++++ Records provided

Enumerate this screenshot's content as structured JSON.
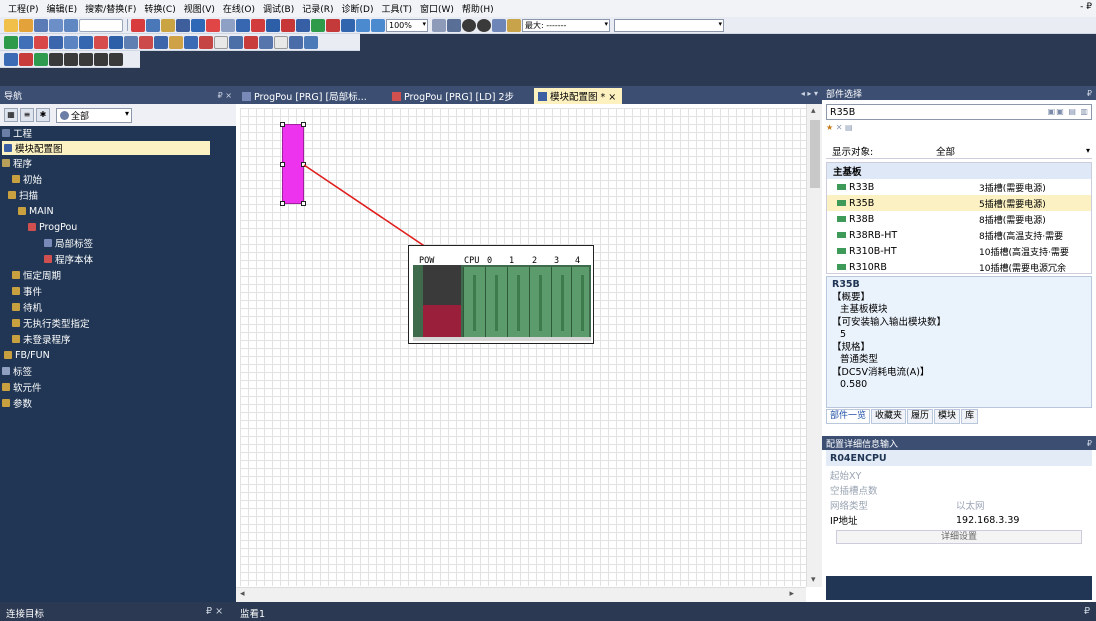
{
  "menu": {
    "items": [
      "工程(P)",
      "编辑(E)",
      "搜索/替换(F)",
      "转换(C)",
      "视图(V)",
      "在线(O)",
      "调试(B)",
      "记录(R)",
      "诊断(D)",
      "工具(T)",
      "窗口(W)",
      "帮助(H)"
    ],
    "window_controls": "- ₽"
  },
  "toolbar": {
    "zoom": "100%",
    "search_value": "最大: -------"
  },
  "navigation": {
    "title": "导航",
    "pin": "₽ ×",
    "filter_value": "全部",
    "tree": [
      {
        "label": "工程",
        "icon_color": "#6b7fa6"
      },
      {
        "label": "模块配置图",
        "icon_color": "#3c5ea3",
        "selected": true
      },
      {
        "label": "程序",
        "icon_color": "#b8a05a"
      },
      {
        "label": "初始",
        "icon_color": "#c8a040"
      },
      {
        "label": "扫描",
        "icon_color": "#c8a040"
      },
      {
        "label": "MAIN",
        "icon_color": "#c8a040"
      },
      {
        "label": "ProgPou",
        "icon_color": "#d05050"
      },
      {
        "label": "局部标签",
        "icon_color": "#7a8ab8"
      },
      {
        "label": "程序本体",
        "icon_color": "#d05050"
      },
      {
        "label": "恒定周期",
        "icon_color": "#c8a040"
      },
      {
        "label": "事件",
        "icon_color": "#c8a040"
      },
      {
        "label": "待机",
        "icon_color": "#c8a040"
      },
      {
        "label": "无执行类型指定",
        "icon_color": "#c8a040"
      },
      {
        "label": "未登录程序",
        "icon_color": "#c8a040"
      },
      {
        "label": "FB/FUN",
        "icon_color": "#c8a040"
      },
      {
        "label": "标签",
        "icon_color": "#8fa0c0"
      },
      {
        "label": "软元件",
        "icon_color": "#c8a040"
      },
      {
        "label": "参数",
        "icon_color": "#c8a040"
      }
    ]
  },
  "tabs": [
    {
      "label": "ProgPou [PRG] [局部标...",
      "icon_color": "#7a8ab8"
    },
    {
      "label": "ProgPou [PRG] [LD] 2步",
      "icon_color": "#d05050"
    },
    {
      "label": "模块配置图 * ×",
      "icon_color": "#3c5ea3",
      "active": true
    }
  ],
  "tab_nav": "◂ ▸ ▾",
  "rack": {
    "labels": [
      "POW",
      "CPU",
      "0",
      "1",
      "2",
      "3",
      "4"
    ]
  },
  "parts": {
    "title": "部件选择",
    "pin": "₽",
    "search_value": "R35B",
    "filter_label": "显示对象:",
    "filter_value": "全部",
    "group": "主基板",
    "rows": [
      {
        "name": "R33B",
        "desc": "3插槽(需要电源)"
      },
      {
        "name": "R35B",
        "desc": "5插槽(需要电源)",
        "selected": true
      },
      {
        "name": "R38B",
        "desc": "8插槽(需要电源)"
      },
      {
        "name": "R38RB-HT",
        "desc": "8插槽(高温支持·需要"
      },
      {
        "name": "R310B-HT",
        "desc": "10插槽(高温支持·需要"
      },
      {
        "name": "R310RB",
        "desc": "10插槽(需要电源冗余"
      }
    ],
    "detail": {
      "title": "R35B",
      "lines": [
        "【概要】",
        "  主基板模块",
        "【可安装输入输出模块数】",
        "  5",
        "【规格】",
        "  普通类型",
        "【DC5V消耗电流(A)】",
        "  0.580"
      ]
    },
    "bottom_tabs": [
      "部件一览",
      "收藏夹",
      "履历",
      "模块",
      "库"
    ]
  },
  "config": {
    "title": "配置详细信息输入",
    "pin": "₽",
    "module": "R04ENCPU",
    "rows": [
      {
        "key": "起始XY",
        "value": ""
      },
      {
        "key": "空插槽点数",
        "value": ""
      },
      {
        "key": "网络类型",
        "value": "以太网"
      },
      {
        "key": "IP地址",
        "value": "192.168.3.39"
      }
    ],
    "button": "详细设置"
  },
  "statusbar": {
    "left_title": "连接目标",
    "left_pin": "₽ ×",
    "right_title": "监看1",
    "right_pin": "₽"
  },
  "colors": {
    "nav_bg": "#203654",
    "pane_title": "#3c4f73",
    "selection": "#fcf1c3",
    "arrow": "#e0201e",
    "module_magenta": "#ee33ee"
  }
}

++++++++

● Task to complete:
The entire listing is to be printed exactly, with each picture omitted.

● Response area:
Enumerate this screenshot's content as structured JSON.
{
  "menu": {
    "items": [
      "工程(P)",
      "编辑(E)",
      "搜索/替换(F)",
      "转换(C)",
      "视图(V)",
      "在线(O)",
      "调试(B)",
      "记录(R)",
      "诊断(D)",
      "工具(T)",
      "窗口(W)",
      "帮助(H)"
    ],
    "window_controls": "- ₽"
  },
  "toolbar": {
    "zoom": "100%",
    "search_value": "最大: -------"
  },
  "navigation": {
    "title": "导航",
    "pin": "₽ ×",
    "filter_value": "全部",
    "tree": [
      {
        "label": "工程",
        "icon_color": "#6b7fa6"
      },
      {
        "label": "模块配置图",
        "icon_color": "#3c5ea3",
        "selected": true
      },
      {
        "label": "程序",
        "icon_color": "#b8a05a"
      },
      {
        "label": "初始",
        "icon_color": "#c8a040"
      },
      {
        "label": "扫描",
        "icon_color": "#c8a040"
      },
      {
        "label": "MAIN",
        "icon_color": "#c8a040"
      },
      {
        "label": "ProgPou",
        "icon_color": "#d05050"
      },
      {
        "label": "局部标签",
        "icon_color": "#7a8ab8"
      },
      {
        "label": "程序本体",
        "icon_color": "#d05050"
      },
      {
        "label": "恒定周期",
        "icon_color": "#c8a040"
      },
      {
        "label": "事件",
        "icon_color": "#c8a040"
      },
      {
        "label": "待机",
        "icon_color": "#c8a040"
      },
      {
        "label": "无执行类型指定",
        "icon_color": "#c8a040"
      },
      {
        "label": "未登录程序",
        "icon_color": "#c8a040"
      },
      {
        "label": "FB/FUN",
        "icon_color": "#c8a040"
      },
      {
        "label": "标签",
        "icon_color": "#8fa0c0"
      },
      {
        "label": "软元件",
        "icon_color": "#c8a040"
      },
      {
        "label": "参数",
        "icon_color": "#c8a040"
      }
    ]
  },
  "tabs": [
    {
      "label": "ProgPou [PRG] [局部标...",
      "icon_color": "#7a8ab8"
    },
    {
      "label": "ProgPou [PRG] [LD] 2步",
      "icon_color": "#d05050"
    },
    {
      "label": "模块配置图 * ×",
      "icon_color": "#3c5ea3",
      "active": true
    }
  ],
  "tab_nav": "◂ ▸ ▾",
  "rack": {
    "labels": [
      "POW",
      "CPU",
      "0",
      "1",
      "2",
      "3",
      "4"
    ]
  },
  "parts": {
    "title": "部件选择",
    "pin": "₽",
    "search_value": "R35B",
    "filter_label": "显示对象:",
    "filter_value": "全部",
    "group": "主基板",
    "rows": [
      {
        "name": "R33B",
        "desc": "3插槽(需要电源)"
      },
      {
        "name": "R35B",
        "desc": "5插槽(需要电源)",
        "selected": true
      },
      {
        "name": "R38B",
        "desc": "8插槽(需要电源)"
      },
      {
        "name": "R38RB-HT",
        "desc": "8插槽(高温支持·需要"
      },
      {
        "name": "R310B-HT",
        "desc": "10插槽(高温支持·需要"
      },
      {
        "name": "R310RB",
        "desc": "10插槽(需要电源冗余"
      }
    ],
    "detail": {
      "title": "R35B",
      "lines": [
        "【概要】",
        "  主基板模块",
        "【可安装输入输出模块数】",
        "  5",
        "【规格】",
        "  普通类型",
        "【DC5V消耗电流(A)】",
        "  0.580"
      ]
    },
    "bottom_tabs": [
      "部件一览",
      "收藏夹",
      "履历",
      "模块",
      "库"
    ]
  },
  "config": {
    "title": "配置详细信息输入",
    "pin": "₽",
    "module": "R04ENCPU",
    "rows": [
      {
        "key": "起始XY",
        "value": ""
      },
      {
        "key": "空插槽点数",
        "value": ""
      },
      {
        "key": "网络类型",
        "value": "以太网"
      },
      {
        "key": "IP地址",
        "value": "192.168.3.39"
      }
    ],
    "button": "详细设置"
  },
  "statusbar": {
    "left_title": "连接目标",
    "left_pin": "₽ ×",
    "right_title": "监看1",
    "right_pin": "₽"
  },
  "colors": {
    "nav_bg": "#203654",
    "pane_title": "#3c4f73",
    "selection": "#fcf1c3",
    "arrow": "#e0201e",
    "module_magenta": "#ee33ee"
  }
}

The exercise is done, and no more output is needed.